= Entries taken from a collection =

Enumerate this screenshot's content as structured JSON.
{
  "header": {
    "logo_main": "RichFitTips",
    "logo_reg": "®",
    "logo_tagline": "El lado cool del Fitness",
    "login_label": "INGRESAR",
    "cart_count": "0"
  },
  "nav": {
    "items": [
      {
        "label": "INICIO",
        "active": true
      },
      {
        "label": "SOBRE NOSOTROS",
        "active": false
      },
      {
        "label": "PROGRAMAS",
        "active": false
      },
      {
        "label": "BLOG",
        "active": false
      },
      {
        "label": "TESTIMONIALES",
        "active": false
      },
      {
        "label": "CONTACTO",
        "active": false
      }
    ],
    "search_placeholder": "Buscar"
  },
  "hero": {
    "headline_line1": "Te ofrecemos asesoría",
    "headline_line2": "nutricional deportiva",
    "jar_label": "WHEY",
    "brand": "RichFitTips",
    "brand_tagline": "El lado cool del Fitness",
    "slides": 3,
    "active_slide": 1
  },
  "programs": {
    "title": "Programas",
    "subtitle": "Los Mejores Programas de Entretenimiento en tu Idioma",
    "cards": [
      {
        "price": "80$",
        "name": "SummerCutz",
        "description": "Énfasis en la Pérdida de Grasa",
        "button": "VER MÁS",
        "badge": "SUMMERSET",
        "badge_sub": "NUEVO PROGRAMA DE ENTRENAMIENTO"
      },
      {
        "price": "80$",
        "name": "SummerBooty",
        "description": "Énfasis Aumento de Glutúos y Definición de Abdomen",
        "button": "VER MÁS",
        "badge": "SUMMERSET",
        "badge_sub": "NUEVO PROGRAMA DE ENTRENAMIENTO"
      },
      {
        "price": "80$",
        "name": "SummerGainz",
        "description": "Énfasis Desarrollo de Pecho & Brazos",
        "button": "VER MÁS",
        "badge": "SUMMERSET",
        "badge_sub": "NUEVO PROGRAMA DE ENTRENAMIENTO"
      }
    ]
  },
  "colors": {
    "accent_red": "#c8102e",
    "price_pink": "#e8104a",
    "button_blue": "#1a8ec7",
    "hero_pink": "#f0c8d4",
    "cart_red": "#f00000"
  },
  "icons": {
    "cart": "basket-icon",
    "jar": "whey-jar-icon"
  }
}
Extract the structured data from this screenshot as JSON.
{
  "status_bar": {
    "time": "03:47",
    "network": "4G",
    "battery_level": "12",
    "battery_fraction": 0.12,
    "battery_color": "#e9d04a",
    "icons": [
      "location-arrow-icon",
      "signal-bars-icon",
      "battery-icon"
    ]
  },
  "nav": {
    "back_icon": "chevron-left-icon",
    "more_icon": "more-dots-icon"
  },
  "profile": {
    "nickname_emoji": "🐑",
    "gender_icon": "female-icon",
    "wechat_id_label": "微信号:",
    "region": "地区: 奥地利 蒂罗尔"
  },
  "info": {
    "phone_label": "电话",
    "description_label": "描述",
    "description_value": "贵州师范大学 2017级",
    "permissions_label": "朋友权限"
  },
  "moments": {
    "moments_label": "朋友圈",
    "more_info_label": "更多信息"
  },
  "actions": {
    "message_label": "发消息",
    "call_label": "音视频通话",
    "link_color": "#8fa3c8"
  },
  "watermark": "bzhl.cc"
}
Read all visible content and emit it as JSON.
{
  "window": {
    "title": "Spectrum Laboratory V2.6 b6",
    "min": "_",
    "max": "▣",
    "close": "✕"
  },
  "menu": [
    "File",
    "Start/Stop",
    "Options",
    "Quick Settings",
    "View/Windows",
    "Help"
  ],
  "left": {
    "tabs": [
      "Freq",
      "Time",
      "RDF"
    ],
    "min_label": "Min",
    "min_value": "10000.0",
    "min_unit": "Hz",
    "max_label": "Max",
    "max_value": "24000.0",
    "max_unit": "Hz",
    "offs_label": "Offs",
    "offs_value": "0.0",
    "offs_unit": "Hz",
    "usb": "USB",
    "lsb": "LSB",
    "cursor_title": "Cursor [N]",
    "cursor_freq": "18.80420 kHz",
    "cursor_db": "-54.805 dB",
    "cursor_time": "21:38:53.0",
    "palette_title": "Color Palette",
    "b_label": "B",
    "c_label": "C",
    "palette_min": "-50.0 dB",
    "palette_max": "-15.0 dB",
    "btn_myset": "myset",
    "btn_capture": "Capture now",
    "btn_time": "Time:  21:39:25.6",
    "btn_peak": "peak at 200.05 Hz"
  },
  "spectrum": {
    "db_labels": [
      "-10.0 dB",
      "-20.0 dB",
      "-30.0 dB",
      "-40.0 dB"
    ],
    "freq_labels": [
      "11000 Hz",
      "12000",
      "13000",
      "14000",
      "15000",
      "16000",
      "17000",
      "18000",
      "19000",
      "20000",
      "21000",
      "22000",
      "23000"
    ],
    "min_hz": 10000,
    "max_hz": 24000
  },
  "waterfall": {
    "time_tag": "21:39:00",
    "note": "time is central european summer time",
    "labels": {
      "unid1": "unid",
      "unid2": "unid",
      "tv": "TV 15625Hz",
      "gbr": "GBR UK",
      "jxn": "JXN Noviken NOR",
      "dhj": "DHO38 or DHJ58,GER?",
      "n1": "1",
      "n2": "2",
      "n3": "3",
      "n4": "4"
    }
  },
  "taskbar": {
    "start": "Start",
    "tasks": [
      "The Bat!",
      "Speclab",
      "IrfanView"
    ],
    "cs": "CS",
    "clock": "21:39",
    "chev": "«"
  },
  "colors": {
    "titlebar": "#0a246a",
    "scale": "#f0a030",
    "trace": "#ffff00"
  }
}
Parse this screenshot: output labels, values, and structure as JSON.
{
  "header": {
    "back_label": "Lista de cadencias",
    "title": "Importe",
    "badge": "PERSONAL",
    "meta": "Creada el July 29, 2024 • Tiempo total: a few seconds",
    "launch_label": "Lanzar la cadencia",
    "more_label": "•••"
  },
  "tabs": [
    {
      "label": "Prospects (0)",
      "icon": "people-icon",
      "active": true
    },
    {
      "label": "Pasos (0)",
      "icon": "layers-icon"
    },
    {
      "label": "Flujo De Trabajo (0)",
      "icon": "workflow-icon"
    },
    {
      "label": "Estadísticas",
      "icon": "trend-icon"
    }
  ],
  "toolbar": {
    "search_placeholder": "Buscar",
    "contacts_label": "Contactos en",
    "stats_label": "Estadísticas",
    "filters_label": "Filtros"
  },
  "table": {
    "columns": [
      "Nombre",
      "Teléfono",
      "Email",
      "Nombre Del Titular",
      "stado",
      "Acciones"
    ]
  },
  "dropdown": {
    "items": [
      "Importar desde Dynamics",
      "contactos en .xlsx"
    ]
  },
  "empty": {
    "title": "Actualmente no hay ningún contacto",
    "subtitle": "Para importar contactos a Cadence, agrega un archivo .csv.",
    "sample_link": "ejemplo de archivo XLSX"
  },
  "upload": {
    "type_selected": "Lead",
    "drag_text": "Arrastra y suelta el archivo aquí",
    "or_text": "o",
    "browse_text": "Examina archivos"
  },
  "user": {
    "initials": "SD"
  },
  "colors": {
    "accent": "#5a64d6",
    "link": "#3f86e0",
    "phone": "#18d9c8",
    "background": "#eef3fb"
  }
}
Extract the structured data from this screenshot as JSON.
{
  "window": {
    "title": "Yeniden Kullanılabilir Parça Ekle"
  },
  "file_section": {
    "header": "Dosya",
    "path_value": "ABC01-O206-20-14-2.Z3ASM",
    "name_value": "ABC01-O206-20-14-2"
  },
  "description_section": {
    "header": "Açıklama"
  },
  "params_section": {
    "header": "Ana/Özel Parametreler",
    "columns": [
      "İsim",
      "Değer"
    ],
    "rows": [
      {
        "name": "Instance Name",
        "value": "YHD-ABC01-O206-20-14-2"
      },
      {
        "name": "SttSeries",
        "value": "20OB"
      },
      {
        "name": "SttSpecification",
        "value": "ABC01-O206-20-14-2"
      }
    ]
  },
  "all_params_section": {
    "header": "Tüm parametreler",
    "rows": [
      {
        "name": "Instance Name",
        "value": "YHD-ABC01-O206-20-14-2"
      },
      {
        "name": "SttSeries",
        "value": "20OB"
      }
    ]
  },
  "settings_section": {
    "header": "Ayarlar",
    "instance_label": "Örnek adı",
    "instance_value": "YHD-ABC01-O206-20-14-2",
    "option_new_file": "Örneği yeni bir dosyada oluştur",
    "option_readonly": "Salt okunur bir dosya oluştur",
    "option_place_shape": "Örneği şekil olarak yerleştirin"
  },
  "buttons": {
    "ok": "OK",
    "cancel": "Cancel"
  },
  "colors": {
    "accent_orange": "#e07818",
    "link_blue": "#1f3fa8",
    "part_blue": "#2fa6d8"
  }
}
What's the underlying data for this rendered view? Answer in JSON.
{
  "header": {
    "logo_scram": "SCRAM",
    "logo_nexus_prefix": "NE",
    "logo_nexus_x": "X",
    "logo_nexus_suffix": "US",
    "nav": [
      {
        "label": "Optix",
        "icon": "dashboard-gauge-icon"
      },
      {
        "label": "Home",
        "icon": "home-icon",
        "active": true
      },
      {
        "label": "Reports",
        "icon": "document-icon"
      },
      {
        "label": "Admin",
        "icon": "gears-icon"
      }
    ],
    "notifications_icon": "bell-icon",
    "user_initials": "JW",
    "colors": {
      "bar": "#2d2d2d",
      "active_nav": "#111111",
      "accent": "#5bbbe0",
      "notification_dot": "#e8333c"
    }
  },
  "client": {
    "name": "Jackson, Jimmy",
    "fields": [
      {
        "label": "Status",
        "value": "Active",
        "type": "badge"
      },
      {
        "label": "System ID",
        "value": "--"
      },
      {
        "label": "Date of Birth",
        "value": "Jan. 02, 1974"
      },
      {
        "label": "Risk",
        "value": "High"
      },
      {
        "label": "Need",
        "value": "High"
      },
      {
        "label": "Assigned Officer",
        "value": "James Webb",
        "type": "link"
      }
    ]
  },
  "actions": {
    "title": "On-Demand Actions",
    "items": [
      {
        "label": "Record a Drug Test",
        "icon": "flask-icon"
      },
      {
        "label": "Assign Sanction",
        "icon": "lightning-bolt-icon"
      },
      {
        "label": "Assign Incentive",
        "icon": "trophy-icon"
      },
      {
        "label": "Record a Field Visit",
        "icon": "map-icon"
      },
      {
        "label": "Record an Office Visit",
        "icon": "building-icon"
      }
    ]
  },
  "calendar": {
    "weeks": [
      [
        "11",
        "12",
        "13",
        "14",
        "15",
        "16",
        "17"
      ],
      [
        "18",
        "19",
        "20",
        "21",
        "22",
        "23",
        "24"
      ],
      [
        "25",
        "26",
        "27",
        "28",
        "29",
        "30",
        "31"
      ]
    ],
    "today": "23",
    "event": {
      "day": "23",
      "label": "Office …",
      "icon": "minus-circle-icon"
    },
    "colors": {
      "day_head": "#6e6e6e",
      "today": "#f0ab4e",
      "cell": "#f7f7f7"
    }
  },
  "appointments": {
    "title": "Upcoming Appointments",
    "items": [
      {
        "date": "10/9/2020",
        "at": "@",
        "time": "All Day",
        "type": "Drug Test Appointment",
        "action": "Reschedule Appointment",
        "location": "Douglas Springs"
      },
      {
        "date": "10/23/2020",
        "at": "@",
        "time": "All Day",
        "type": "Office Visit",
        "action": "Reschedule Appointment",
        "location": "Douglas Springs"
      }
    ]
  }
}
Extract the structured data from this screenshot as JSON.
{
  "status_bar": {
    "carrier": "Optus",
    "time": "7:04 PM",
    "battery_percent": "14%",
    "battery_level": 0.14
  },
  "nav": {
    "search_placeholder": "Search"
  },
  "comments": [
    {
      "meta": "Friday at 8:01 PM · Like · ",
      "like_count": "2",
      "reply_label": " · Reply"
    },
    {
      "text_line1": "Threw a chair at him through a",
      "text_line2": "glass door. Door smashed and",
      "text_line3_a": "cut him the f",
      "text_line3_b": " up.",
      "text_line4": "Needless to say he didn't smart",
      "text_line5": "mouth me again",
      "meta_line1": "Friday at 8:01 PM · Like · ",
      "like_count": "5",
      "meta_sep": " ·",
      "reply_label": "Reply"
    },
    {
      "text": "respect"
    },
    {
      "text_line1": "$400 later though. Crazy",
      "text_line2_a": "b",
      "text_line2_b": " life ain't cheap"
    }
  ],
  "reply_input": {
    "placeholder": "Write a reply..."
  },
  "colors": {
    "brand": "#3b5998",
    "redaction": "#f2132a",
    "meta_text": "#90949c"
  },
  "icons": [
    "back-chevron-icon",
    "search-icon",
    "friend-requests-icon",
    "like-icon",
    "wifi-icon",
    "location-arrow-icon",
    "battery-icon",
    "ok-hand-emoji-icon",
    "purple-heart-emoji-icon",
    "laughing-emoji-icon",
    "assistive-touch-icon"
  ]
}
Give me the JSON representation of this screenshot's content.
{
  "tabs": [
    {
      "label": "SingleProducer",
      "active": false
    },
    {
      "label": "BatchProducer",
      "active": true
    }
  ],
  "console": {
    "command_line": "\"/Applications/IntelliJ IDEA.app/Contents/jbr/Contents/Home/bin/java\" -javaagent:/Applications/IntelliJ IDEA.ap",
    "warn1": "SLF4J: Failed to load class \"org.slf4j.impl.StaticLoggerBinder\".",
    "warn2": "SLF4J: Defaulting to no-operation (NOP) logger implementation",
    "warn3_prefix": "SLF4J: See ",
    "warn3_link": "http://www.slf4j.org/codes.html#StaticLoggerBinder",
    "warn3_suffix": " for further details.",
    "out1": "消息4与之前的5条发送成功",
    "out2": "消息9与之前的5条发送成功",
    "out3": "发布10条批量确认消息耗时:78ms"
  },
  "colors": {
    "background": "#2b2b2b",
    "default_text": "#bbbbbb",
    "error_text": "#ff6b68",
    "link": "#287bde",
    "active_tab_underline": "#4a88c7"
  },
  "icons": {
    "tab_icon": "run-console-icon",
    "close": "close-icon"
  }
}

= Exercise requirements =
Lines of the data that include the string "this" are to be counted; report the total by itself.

= The answer =
7